If you join in on a friends game, that progression goes with you to their world, too. The online element, Howard says, is more about giving players a way to share their memorable game experience with others... though other players can absolutely be a threat to your survival. Watch out for those nuclear warheads.
There's going to be a Beta version of the game before launch
Bethesda says it plans to have a "Break it Early Test Application," for the game. You know. A beta. "I've read on the internet that our games have a few bugs," Howard joked at E3. "Sometimes it doesn't just work."
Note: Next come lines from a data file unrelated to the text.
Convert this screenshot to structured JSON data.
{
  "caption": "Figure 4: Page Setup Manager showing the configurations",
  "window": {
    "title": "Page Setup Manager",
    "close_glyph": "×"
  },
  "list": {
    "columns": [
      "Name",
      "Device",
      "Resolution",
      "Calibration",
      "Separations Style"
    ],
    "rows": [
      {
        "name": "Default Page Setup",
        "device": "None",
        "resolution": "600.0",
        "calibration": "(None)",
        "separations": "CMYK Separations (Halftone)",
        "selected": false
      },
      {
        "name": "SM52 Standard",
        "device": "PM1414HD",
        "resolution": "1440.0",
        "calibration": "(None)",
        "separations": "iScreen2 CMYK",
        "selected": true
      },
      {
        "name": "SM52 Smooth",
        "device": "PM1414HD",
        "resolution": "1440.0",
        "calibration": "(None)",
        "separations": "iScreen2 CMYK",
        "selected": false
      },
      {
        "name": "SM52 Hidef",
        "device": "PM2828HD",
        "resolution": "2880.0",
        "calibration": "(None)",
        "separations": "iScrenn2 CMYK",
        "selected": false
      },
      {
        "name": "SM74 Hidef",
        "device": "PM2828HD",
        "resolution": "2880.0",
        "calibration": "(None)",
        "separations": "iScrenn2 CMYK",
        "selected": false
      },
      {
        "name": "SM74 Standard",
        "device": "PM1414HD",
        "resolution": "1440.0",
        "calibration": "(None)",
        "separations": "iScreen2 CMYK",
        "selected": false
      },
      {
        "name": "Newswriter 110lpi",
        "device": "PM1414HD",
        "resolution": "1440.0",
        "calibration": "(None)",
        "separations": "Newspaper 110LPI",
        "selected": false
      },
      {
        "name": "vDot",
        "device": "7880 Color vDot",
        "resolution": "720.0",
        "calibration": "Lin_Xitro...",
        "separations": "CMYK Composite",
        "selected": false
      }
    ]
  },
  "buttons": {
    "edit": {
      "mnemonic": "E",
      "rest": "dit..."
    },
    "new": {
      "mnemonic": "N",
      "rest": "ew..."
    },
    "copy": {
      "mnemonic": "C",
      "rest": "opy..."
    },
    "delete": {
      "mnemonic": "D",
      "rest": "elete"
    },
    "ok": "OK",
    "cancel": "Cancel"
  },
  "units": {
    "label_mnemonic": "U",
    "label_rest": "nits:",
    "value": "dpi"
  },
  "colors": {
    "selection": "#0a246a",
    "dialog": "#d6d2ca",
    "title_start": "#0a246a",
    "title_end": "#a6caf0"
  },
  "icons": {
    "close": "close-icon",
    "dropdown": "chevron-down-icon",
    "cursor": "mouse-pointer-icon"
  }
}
It's true, Bethesda games have a bit of a reputation for being buggy at launch, and that's not something that goes over well in an online environment. The company is doing everything it can to mitigate a rough launch, and wants to enlist players to help it test the game's dedicated servers before going live to the world. That said, you won't have to wait too long to play it, even if you're not in the beta.
There's a collector's edition -- and it comes with a helmet!
One of the coolest things about Fallout 4 was its collectors edition -- a special edition package that came with a wearable version of the Fallout Pip-Boy device that your character wears in the game. It's even functional, featuring a slot to put a cell phone that allows it to integrate with the game. Fallout 76 has something similar:
The Fallout 76 Power Armor Edition comes with a glow-in-the-dark version of the games map AND a Power Armor Helmet, complete with a working head lamp! The helmet is designed to be wearable, too -- making Fallout 76 cosplay a little easier. You only have to build the rest of the armor yourself.
Fallout 76 comes out this November
Back in 2015, Bethesda showed Fallout 4 for the first time at E3, promising that gamers would be playing it later that year. They were. Now, the company is doing it again -- Fallout 76 will launch on November 14th, 2018. That's only a few months away!
Even so, some fans can't stand the wait, and are already coming up with theories: from analyzing the cover of Take Me Home, Country Roads that plays over the trailer for clues, to examining a blurry purported screenshot of the game lifted from a documentary about Bethesda.